● WORK REQUEST
Number of lines with "screenshot" in the data: give that figure by itself.

● STUDY MATERIAL
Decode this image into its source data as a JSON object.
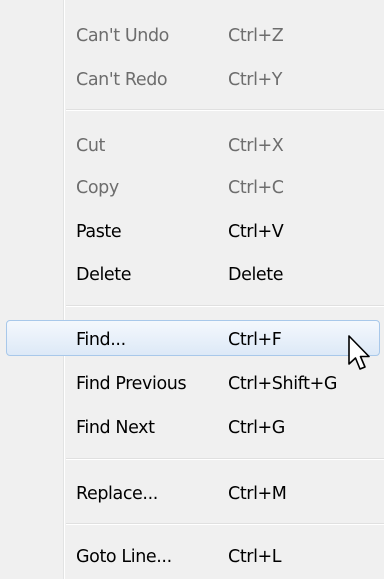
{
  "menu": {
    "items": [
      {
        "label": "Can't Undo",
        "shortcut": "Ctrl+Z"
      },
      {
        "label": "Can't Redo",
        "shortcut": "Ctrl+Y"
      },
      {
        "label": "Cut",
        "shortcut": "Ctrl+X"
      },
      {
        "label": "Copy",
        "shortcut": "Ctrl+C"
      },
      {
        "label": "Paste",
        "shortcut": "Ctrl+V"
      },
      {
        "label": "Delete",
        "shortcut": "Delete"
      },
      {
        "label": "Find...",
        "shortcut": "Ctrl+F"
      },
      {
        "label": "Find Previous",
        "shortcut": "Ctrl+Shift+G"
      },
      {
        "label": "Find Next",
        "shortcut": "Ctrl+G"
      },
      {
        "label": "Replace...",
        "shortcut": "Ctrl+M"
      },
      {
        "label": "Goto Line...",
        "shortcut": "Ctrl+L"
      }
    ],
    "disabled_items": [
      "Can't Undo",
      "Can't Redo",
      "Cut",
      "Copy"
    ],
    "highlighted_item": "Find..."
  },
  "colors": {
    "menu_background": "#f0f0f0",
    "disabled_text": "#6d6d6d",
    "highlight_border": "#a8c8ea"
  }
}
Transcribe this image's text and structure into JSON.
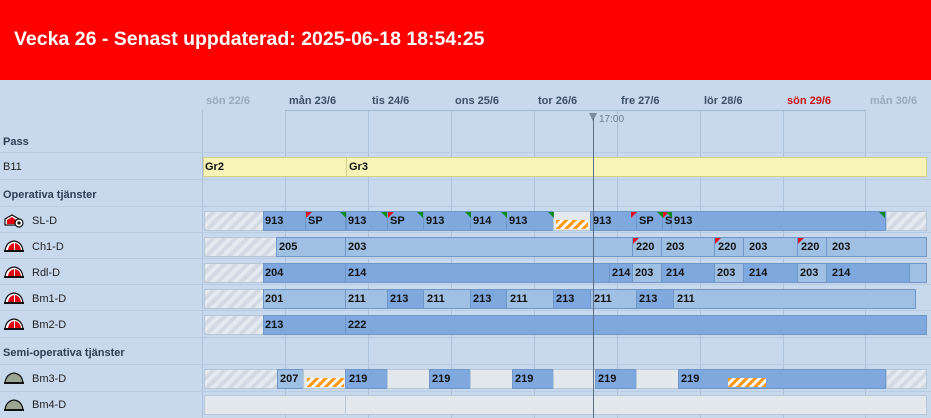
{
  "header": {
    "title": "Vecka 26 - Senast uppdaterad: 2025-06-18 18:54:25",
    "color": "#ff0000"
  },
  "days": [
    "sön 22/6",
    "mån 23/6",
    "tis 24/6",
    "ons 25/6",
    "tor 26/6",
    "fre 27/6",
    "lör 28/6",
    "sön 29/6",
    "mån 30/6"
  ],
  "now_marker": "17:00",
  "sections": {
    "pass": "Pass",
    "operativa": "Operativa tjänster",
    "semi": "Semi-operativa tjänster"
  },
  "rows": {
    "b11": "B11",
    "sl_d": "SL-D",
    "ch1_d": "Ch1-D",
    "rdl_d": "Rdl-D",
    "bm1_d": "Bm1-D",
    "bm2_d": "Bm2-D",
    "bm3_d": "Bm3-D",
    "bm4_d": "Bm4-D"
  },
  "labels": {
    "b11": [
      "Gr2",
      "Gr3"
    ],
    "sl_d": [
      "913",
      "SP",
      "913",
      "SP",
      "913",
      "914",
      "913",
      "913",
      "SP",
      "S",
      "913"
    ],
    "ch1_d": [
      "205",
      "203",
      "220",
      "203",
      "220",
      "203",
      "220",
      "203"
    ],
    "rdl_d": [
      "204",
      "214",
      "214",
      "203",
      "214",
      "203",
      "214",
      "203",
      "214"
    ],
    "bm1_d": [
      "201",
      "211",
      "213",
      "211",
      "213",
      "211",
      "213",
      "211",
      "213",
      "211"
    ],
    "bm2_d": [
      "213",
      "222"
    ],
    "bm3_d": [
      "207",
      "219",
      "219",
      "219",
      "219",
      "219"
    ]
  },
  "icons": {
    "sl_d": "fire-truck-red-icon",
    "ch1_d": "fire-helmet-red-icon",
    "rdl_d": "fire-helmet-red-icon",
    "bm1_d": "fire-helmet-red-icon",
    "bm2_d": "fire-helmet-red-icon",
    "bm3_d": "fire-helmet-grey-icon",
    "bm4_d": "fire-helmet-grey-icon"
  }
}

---

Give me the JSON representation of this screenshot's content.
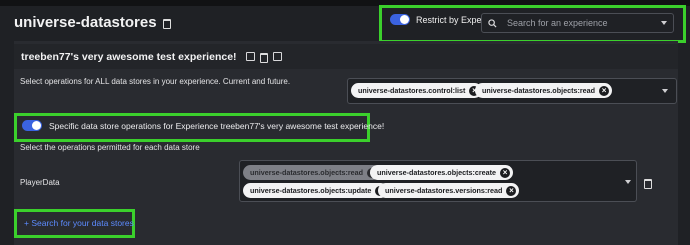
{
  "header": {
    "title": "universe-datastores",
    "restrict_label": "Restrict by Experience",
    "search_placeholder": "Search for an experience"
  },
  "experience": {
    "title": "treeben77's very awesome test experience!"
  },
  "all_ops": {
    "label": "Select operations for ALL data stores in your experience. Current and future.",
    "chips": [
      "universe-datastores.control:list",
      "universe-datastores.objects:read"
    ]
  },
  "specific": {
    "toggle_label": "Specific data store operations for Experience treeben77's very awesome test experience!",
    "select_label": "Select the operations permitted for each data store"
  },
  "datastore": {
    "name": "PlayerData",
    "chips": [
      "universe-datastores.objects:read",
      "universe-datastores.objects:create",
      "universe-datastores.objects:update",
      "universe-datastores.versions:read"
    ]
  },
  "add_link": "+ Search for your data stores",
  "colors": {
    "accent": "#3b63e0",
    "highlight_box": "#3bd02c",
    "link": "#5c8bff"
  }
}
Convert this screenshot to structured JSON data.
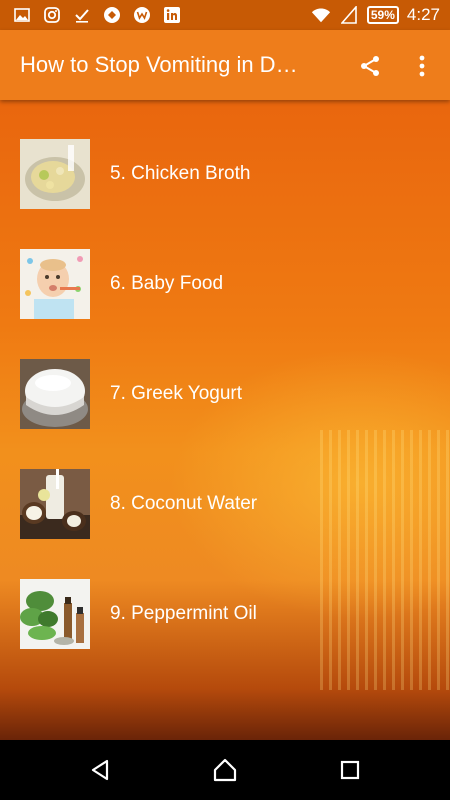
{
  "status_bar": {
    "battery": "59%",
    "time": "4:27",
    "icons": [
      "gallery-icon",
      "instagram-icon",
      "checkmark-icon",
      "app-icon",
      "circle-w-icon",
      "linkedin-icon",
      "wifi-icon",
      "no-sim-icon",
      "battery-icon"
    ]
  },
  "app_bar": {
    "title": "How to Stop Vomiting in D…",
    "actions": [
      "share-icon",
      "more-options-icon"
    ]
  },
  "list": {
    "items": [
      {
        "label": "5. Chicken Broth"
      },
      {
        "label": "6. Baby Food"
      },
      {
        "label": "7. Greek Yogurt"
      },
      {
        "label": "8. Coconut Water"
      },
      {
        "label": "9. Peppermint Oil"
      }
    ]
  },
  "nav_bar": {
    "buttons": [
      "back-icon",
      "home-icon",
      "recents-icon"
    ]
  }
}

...

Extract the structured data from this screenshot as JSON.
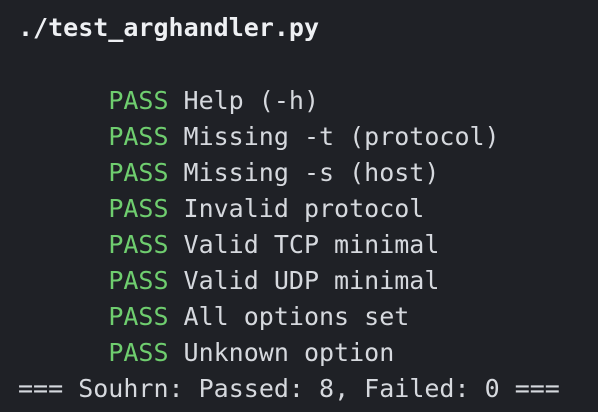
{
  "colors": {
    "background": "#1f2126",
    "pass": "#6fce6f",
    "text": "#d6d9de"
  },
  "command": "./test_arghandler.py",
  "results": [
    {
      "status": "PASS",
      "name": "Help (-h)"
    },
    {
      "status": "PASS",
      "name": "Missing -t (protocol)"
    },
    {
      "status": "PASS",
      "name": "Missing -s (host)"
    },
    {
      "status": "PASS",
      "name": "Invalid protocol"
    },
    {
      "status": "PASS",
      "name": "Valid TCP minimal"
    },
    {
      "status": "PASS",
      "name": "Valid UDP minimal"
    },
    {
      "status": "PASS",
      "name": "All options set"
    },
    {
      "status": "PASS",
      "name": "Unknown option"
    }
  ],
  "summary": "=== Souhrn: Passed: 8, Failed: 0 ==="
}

● REPLY
3